• **The task**
Please copy every line from the records below that contains the string "true".

• **Records to process**
/---

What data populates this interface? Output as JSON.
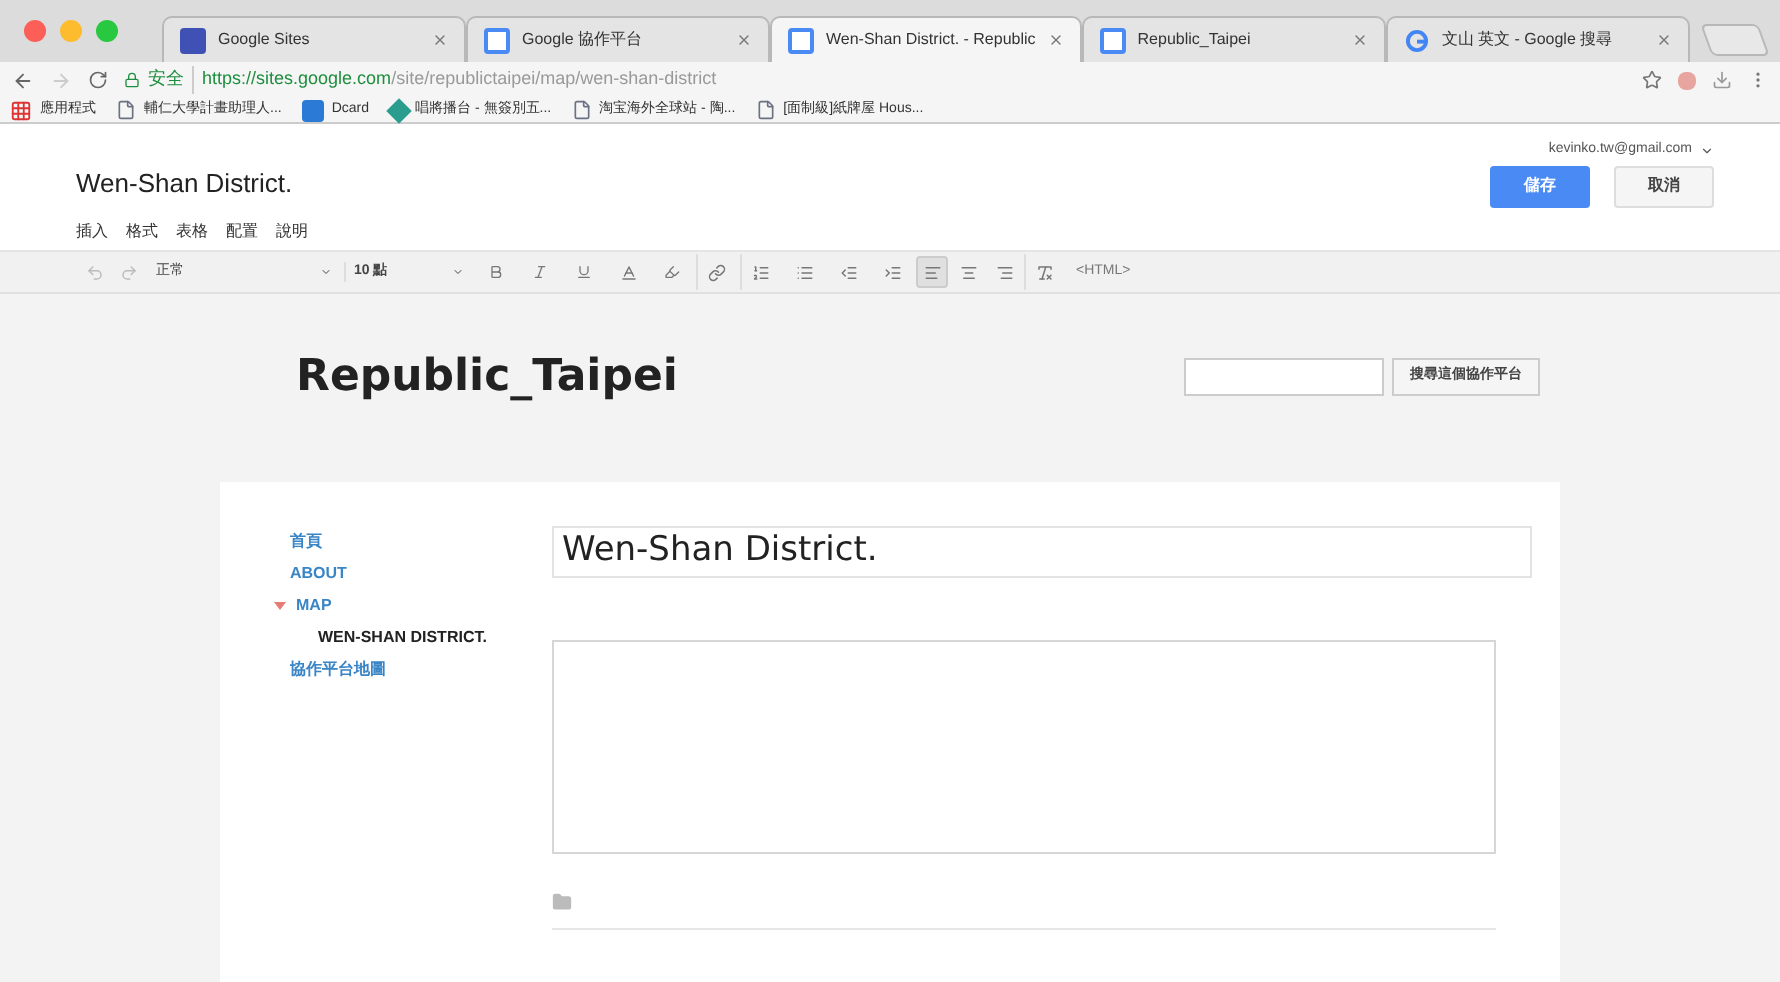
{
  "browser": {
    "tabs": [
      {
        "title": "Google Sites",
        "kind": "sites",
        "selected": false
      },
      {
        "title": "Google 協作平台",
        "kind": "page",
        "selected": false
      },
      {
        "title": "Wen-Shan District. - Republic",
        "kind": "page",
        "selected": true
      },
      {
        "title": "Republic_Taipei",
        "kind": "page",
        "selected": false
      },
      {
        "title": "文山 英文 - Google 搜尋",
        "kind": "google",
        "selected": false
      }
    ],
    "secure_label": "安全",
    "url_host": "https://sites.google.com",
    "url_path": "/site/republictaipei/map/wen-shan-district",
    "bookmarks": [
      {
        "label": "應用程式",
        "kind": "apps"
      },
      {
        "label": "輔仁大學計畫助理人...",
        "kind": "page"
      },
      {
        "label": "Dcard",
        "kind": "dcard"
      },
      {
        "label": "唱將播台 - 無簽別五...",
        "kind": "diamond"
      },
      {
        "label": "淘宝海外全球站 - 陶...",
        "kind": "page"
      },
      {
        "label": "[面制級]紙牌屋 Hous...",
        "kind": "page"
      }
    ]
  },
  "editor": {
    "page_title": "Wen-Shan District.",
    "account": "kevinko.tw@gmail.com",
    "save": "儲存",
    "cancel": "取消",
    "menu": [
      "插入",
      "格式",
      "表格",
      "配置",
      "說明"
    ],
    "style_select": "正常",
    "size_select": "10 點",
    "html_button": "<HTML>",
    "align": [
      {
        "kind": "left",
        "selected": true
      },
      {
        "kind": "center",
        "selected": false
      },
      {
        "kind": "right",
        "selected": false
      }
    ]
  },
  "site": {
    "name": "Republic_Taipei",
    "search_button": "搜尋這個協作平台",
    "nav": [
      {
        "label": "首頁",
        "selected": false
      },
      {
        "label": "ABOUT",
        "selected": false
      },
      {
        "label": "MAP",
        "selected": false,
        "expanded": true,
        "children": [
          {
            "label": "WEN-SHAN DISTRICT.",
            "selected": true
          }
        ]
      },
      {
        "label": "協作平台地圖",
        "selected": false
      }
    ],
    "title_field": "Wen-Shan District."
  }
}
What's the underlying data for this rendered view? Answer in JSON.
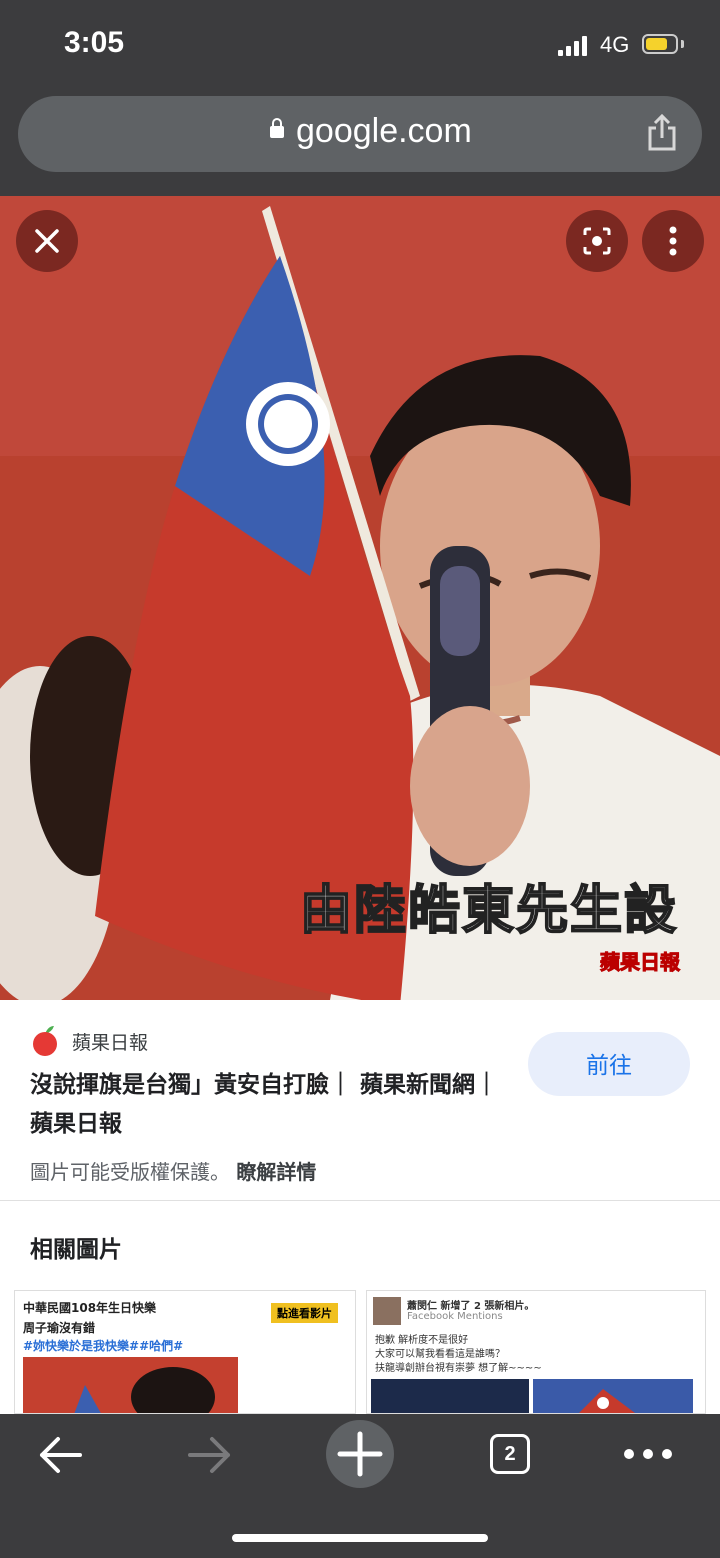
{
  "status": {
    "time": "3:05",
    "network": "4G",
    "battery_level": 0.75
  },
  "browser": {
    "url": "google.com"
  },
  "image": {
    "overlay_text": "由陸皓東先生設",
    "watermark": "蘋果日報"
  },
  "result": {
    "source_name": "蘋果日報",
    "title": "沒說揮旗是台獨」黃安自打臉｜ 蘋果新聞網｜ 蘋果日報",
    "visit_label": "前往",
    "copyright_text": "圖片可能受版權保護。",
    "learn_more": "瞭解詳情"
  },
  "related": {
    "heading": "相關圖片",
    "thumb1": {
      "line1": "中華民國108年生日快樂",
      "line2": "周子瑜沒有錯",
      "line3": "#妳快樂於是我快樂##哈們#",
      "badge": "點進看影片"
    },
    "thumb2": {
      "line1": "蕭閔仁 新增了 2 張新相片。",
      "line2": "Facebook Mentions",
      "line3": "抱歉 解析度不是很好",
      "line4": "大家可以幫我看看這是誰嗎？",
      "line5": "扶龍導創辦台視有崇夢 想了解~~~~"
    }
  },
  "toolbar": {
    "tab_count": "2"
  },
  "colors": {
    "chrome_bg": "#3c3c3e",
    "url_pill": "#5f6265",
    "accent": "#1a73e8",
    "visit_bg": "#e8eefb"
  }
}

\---

• **Output of the exercise**
        "selected": true
        "selected": true
        "expanded": true,
            "selected": true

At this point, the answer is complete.